● Your task
Find the string "Barnett" in the entries and copy each line that has it.

━━━ Source data ━━━

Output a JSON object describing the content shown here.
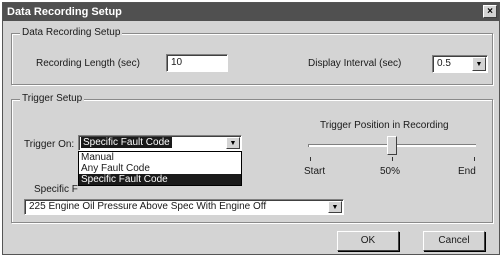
{
  "window": {
    "title": "Data Recording Setup",
    "close_glyph": "×"
  },
  "data_recording_group": {
    "legend": "Data Recording Setup",
    "recording_length_label": "Recording Length (sec)",
    "recording_length_value": "10",
    "display_interval_label": "Display Interval (sec)",
    "display_interval_value": "0.5"
  },
  "trigger_group": {
    "legend": "Trigger Setup",
    "trigger_on_label": "Trigger On:",
    "trigger_on_value": "Specific Fault Code",
    "trigger_on_options": [
      "Manual",
      "Any Fault Code",
      "Specific Fault Code"
    ],
    "trigger_on_selected_index": 2,
    "specific_fault_label": "Specific F",
    "specific_fault_value": "225 Engine Oil Pressure Above Spec With Engine Off",
    "trigger_position_label": "Trigger Position in Recording",
    "slider_value_fraction": 0.5,
    "slider_start_label": "Start",
    "slider_mid_label": "50%",
    "slider_end_label": "End"
  },
  "buttons": {
    "ok": "OK",
    "cancel": "Cancel"
  },
  "dropdown_arrow_glyph": "▼"
}
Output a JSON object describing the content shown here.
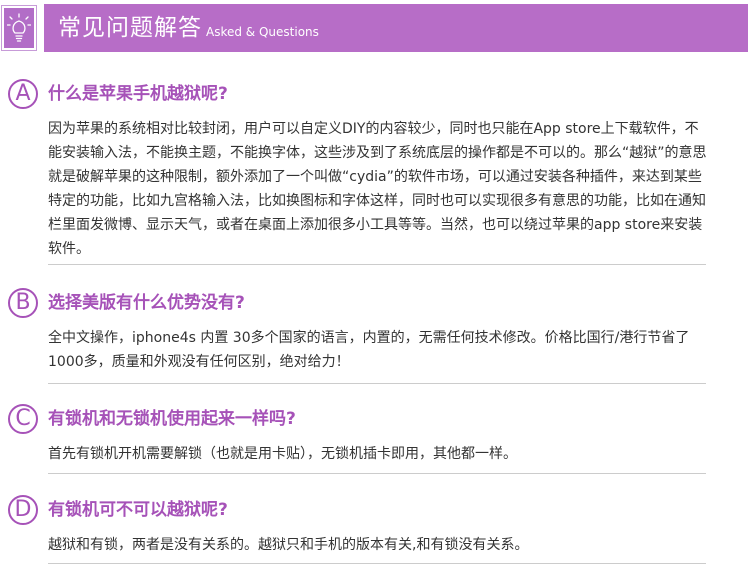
{
  "header": {
    "title": "常见问题解答",
    "subtitle": "Asked & Questions",
    "icon": "lightbulb-icon"
  },
  "colors": {
    "accent": "#a652b8",
    "bar": "#b76dc7",
    "text": "#333333",
    "separator": "#cccccc"
  },
  "faqs": [
    {
      "letter": "A",
      "question": "什么是苹果手机越狱呢?",
      "answer": "因为苹果的系统相对比较封闭，用户可以自定义DIY的内容较少，同时也只能在App store上下载软件，不能安装输入法，不能换主题，不能换字体，这些涉及到了系统底层的操作都是不可以的。那么“越狱”的意思就是破解苹果的这种限制，额外添加了一个叫做“cydia”的软件市场，可以通过安装各种插件，来达到某些特定的功能，比如九宫格输入法，比如换图标和字体这样，同时也可以实现很多有意思的功能，比如在通知栏里面发微博、显示天气，或者在桌面上添加很多小工具等等。当然，也可以绕过苹果的app store来安装软件。"
    },
    {
      "letter": "B",
      "question": "选择美版有什么优势没有?",
      "answer": "全中文操作，iphone4s 内置 30多个国家的语言，内置的，无需任何技术修改。价格比国行/港行节省了1000多，质量和外观没有任何区别，绝对给力！"
    },
    {
      "letter": "C",
      "question": "有锁机和无锁机使用起来一样吗?",
      "answer": "首先有锁机开机需要解锁（也就是用卡贴），无锁机插卡即用，其他都一样。"
    },
    {
      "letter": "D",
      "question": "有锁机可不可以越狱呢?",
      "answer": "越狱和有锁，两者是没有关系的。越狱只和手机的版本有关,和有锁没有关系。"
    }
  ]
}
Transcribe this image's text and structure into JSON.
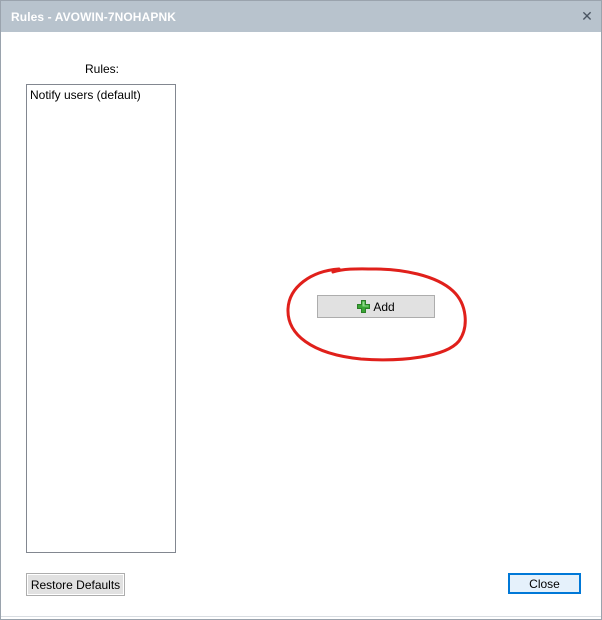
{
  "window": {
    "title": "Rules - AVOWIN-7NOHAPNK",
    "close_glyph": "✕"
  },
  "rules": {
    "label": "Rules:",
    "items": [
      "Notify users (default)"
    ]
  },
  "buttons": {
    "add_label": "Add",
    "restore_label": "Restore Defaults",
    "close_label": "Close"
  },
  "icons": {
    "add": "plus-icon",
    "window_close": "close-icon"
  },
  "colors": {
    "titlebar": "#b8c3cd",
    "annotation": "#e0201b",
    "plus_green": "#3aa635",
    "focus_border": "#0078d7"
  }
}
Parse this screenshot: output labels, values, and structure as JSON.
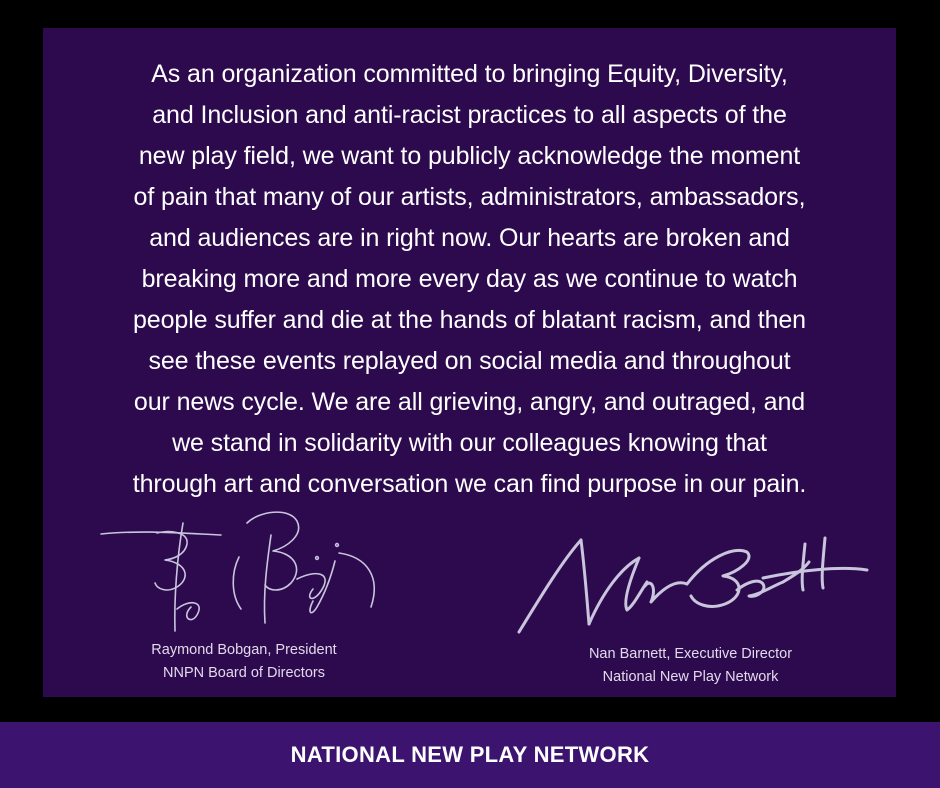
{
  "statement": {
    "lines": [
      "As an organization committed to bringing Equity, Diversity,",
      "and Inclusion and anti-racist practices to all aspects of the",
      "new play field, we want to publicly acknowledge the moment",
      "of pain that many of our artists, administrators, ambassadors,",
      "and audiences are in right now. Our hearts are broken and",
      "breaking more and more every day as we continue to watch",
      "people suffer and die at the hands of blatant racism, and then",
      "see these events replayed on social media and throughout",
      "our news cycle. We are all grieving, angry, and outraged, and",
      "we stand in solidarity with our colleagues knowing that",
      "through art and conversation we can find purpose in our pain."
    ]
  },
  "signatures": {
    "left": {
      "signature_text": "Bobgan",
      "name_title": "Raymond Bobgan, President",
      "organization": "NNPN Board of Directors"
    },
    "right": {
      "signature_text": "Nan Barnett",
      "name_title": "Nan Barnett, Executive Director",
      "organization": "National New Play Network"
    }
  },
  "footer": {
    "brand_name": "NATIONAL NEW PLAY NETWORK"
  },
  "colors": {
    "page_background": "#000000",
    "panel_background": "#2d0a4e",
    "footer_background": "#3c1470",
    "text": "#ffffff",
    "signature_ink": "#c9c5dd"
  }
}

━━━

● Response area
      "signature_text": "Nan Barnett",
      "name_title": "Nan Barnett, Executive Director",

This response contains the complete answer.